The service now has close to 2,000 Starlink satellites in orbit. Starlink has been available in open beta for almost one year now and, during that time, the number of users that have signed up to the service has risen above 500,000. The hardware is pricy, however, as the starter kit will set adopters back $499, on top of the $99 monthly fee for the service. While expensive, Starlink could be a solution for many in rural areas where options for broadband tend to be more limited.
In a Tweet, Elon Musk suggested that Starlink will be exiting beta next month. Musk was asked about the release following a different Tweet relating to the release of Tesla’s FSD 10.1 update that’s now rolling out. Musk did not provide any further details on exactly when the beta status will be removed, or if there will be any other changes. In the meantime, while signing up to the service is very straightforward, it can take some time to receive a dish, due to the number of backorders already in line.
How To Sign Up And When To Expect Your Dish
Signing up with the internet provider is possible through the Starlink website. On the order page, Starlink currently makes it clear that there are only a limited number of users per coverage area, so consumers might find that their area is already fully booked. If there are free spots then the website visitor will be able to fill in their order and pay the required deposit. Those who proceed with a preorder will be notified by email when the order is ready to be fulfilled. For reference, Starlink typically warns that orders can take six months or longer, although refunds are available should the order take too long to process.
Users can expect to see data speeds that vary between 50Mb/s and 150Mb/s, as well as latency from 20ms to 40ms in most locations over the next several months.
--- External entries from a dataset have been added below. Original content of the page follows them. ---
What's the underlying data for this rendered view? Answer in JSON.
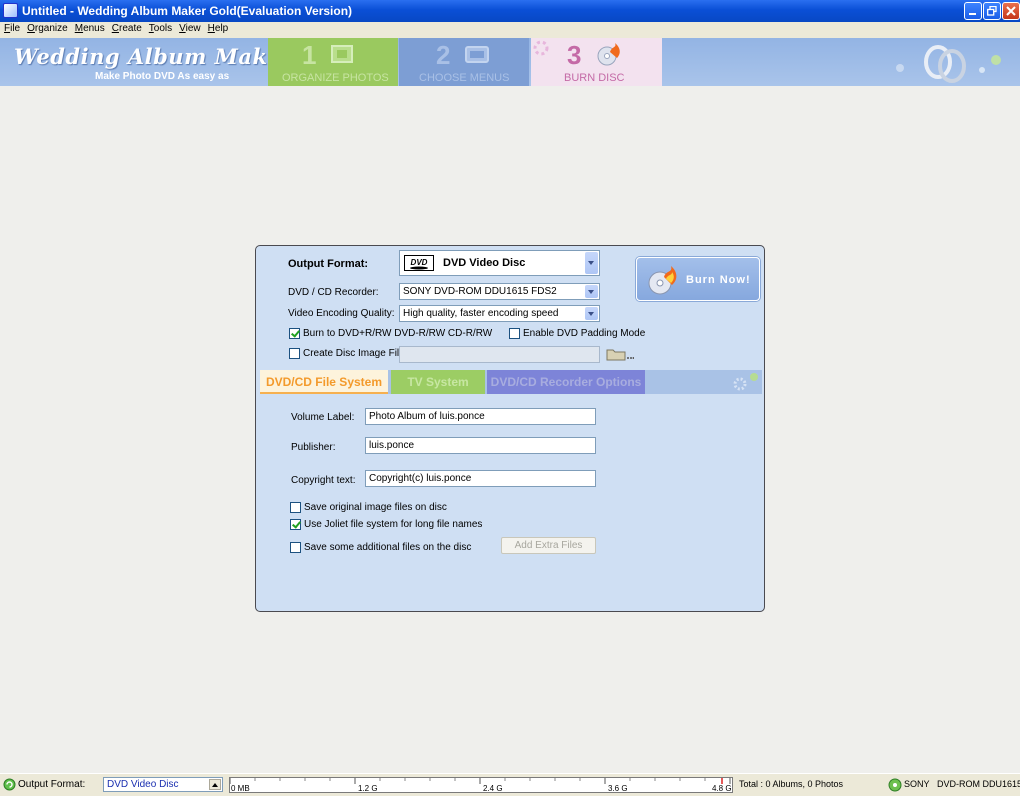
{
  "window": {
    "title": "Untitled - Wedding Album Maker Gold(Evaluation Version)"
  },
  "menu": [
    "File",
    "Organize",
    "Menus",
    "Create",
    "Tools",
    "View",
    "Help"
  ],
  "banner": {
    "logo": "Wedding Album Maker Gold",
    "tagline": "Make Photo DVD As easy as",
    "steps": [
      {
        "num": "1",
        "label": "ORGANIZE PHOTOS"
      },
      {
        "num": "2",
        "label": "CHOOSE MENUS"
      },
      {
        "num": "3",
        "label": "BURN DISC"
      }
    ]
  },
  "panel": {
    "output_format_label": "Output Format:",
    "output_format_value": "DVD Video Disc",
    "recorder_label": "DVD / CD Recorder:",
    "recorder_value": "SONY     DVD-ROM DDU1615  FDS2",
    "quality_label": "Video Encoding Quality:",
    "quality_value": "High quality, faster encoding speed",
    "burn_to_label": "Burn to DVD+R/RW DVD-R/RW CD-R/RW",
    "burn_to_checked": true,
    "padding_label": "Enable DVD Padding Mode",
    "padding_checked": false,
    "image_file_label": "Create Disc Image File:",
    "image_file_checked": false,
    "burn_now": "Burn Now!",
    "tabs": [
      "DVD/CD File System",
      "TV System",
      "DVD/CD Recorder Options"
    ],
    "volume_label_label": "Volume Label:",
    "volume_label_value": "Photo Album of luis.ponce",
    "publisher_label": "Publisher:",
    "publisher_value": "luis.ponce",
    "copyright_label": "Copyright text:",
    "copyright_value": "Copyright(c) luis.ponce",
    "save_original_label": "Save original image files on disc",
    "joliet_label": "Use Joliet file system for long file names",
    "additional_label": "Save some additional files on the disc",
    "add_extra_button": "Add Extra Files"
  },
  "status": {
    "output_label": "Output Format:",
    "output_value": "DVD Video Disc",
    "scale": [
      "0 MB",
      "1.2 G",
      "2.4 G",
      "3.6 G",
      "4.8 G"
    ],
    "total": "Total : 0 Albums, 0 Photos",
    "drive_vendor": "SONY",
    "drive_model": "DVD-ROM DDU1615"
  }
}
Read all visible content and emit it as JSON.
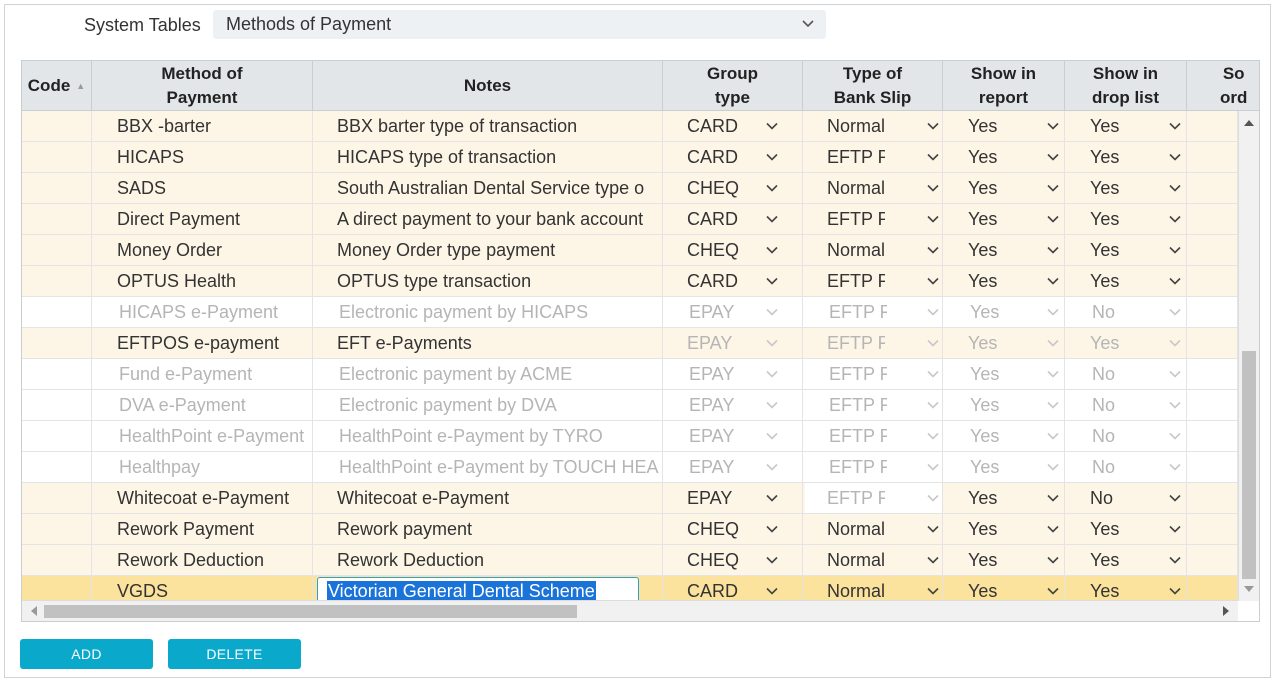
{
  "header": {
    "label": "System Tables",
    "selected_table": "Methods of Payment"
  },
  "columns": [
    "Code",
    "Method of Payment",
    "Notes",
    "Group type",
    "Type of Bank Slip",
    "Show in report",
    "Show in drop list",
    "Sort order"
  ],
  "column_lines": {
    "method": [
      "Method of",
      "Payment"
    ],
    "group": [
      "Group",
      "type"
    ],
    "bank": [
      "Type of",
      "Bank Slip"
    ],
    "report": [
      "Show in",
      "report"
    ],
    "drop": [
      "Show in",
      "drop list"
    ],
    "sort": [
      "So",
      "ord"
    ]
  },
  "rows": [
    {
      "code": "",
      "method": "BBX -barter",
      "notes": "BBX barter type of transaction",
      "group": "CARD",
      "bank": "Normal",
      "report": "Yes",
      "drop": "Yes",
      "enabled": true
    },
    {
      "code": "",
      "method": "HICAPS",
      "notes": "HICAPS type of transaction",
      "group": "CARD",
      "bank": "EFTP P",
      "report": "Yes",
      "drop": "Yes",
      "enabled": true
    },
    {
      "code": "",
      "method": "SADS",
      "notes": "South Australian Dental Service type o",
      "group": "CHEQ",
      "bank": "Normal",
      "report": "Yes",
      "drop": "Yes",
      "enabled": true
    },
    {
      "code": "",
      "method": "Direct Payment",
      "notes": "A direct payment to your bank account",
      "group": "CARD",
      "bank": "EFTP P",
      "report": "Yes",
      "drop": "Yes",
      "enabled": true
    },
    {
      "code": "",
      "method": "Money Order",
      "notes": "Money Order type payment",
      "group": "CHEQ",
      "bank": "Normal",
      "report": "Yes",
      "drop": "Yes",
      "enabled": true
    },
    {
      "code": "",
      "method": "OPTUS Health",
      "notes": "OPTUS type transaction",
      "group": "CARD",
      "bank": "EFTP P",
      "report": "Yes",
      "drop": "Yes",
      "enabled": true
    },
    {
      "code": "",
      "method": "HICAPS e-Payment",
      "notes": "Electronic payment by HICAPS",
      "group": "EPAY",
      "bank": "EFTP F",
      "report": "Yes",
      "drop": "No",
      "enabled": false
    },
    {
      "code": "",
      "method": "EFTPOS e-payment",
      "notes": "EFT e-Payments",
      "group": "EPAY",
      "bank": "EFTP F",
      "report": "Yes",
      "drop": "Yes",
      "enabled": "partial"
    },
    {
      "code": "",
      "method": "Fund e-Payment",
      "notes": "Electronic payment by ACME",
      "group": "EPAY",
      "bank": "EFTP F",
      "report": "Yes",
      "drop": "No",
      "enabled": false
    },
    {
      "code": "",
      "method": "DVA e-Payment",
      "notes": "Electronic payment by DVA",
      "group": "EPAY",
      "bank": "EFTP F",
      "report": "Yes",
      "drop": "No",
      "enabled": false
    },
    {
      "code": "",
      "method": "HealthPoint e-Payment",
      "notes": "HealthPoint e-Payment by TYRO",
      "group": "EPAY",
      "bank": "EFTP F",
      "report": "Yes",
      "drop": "No",
      "enabled": false
    },
    {
      "code": "",
      "method": "Healthpay",
      "notes": "HealthPoint e-Payment by TOUCH HEA",
      "group": "EPAY",
      "bank": "EFTP F",
      "report": "Yes",
      "drop": "No",
      "enabled": false
    },
    {
      "code": "",
      "method": "Whitecoat e-Payment",
      "notes": "Whitecoat e-Payment",
      "group": "EPAY",
      "bank": "EFTP F",
      "report": "Yes",
      "drop": "No",
      "enabled": "bank-disabled"
    },
    {
      "code": "",
      "method": "Rework Payment",
      "notes": "Rework payment",
      "group": "CHEQ",
      "bank": "Normal",
      "report": "Yes",
      "drop": "Yes",
      "enabled": true
    },
    {
      "code": "",
      "method": "Rework Deduction",
      "notes": "Rework Deduction",
      "group": "CHEQ",
      "bank": "Normal",
      "report": "Yes",
      "drop": "Yes",
      "enabled": true
    },
    {
      "code": "",
      "method": "VGDS",
      "notes": "Victorian General Dental Scheme",
      "group": "CARD",
      "bank": "Normal",
      "report": "Yes",
      "drop": "Yes",
      "enabled": true,
      "selected": true,
      "editing": "notes"
    }
  ],
  "buttons": {
    "add": "ADD",
    "delete": "DELETE"
  },
  "colors": {
    "row_enabled": "#fdf6e7",
    "row_selected": "#fbe39d",
    "button": "#0aa9cc",
    "selection": "#1a73d9"
  },
  "icons": {
    "dropdown": "chevron-down-icon",
    "sort": "sort-ascending-icon"
  }
}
There can also be brief periods of no connectivity at all, which is likely to prove a major issue for those that need unfettered internet access. While SpaceX’s Starlink does look like a great option for accessing the internet, the price and teething issues may mean some users will want to hold off until all of the kinks have been worked out.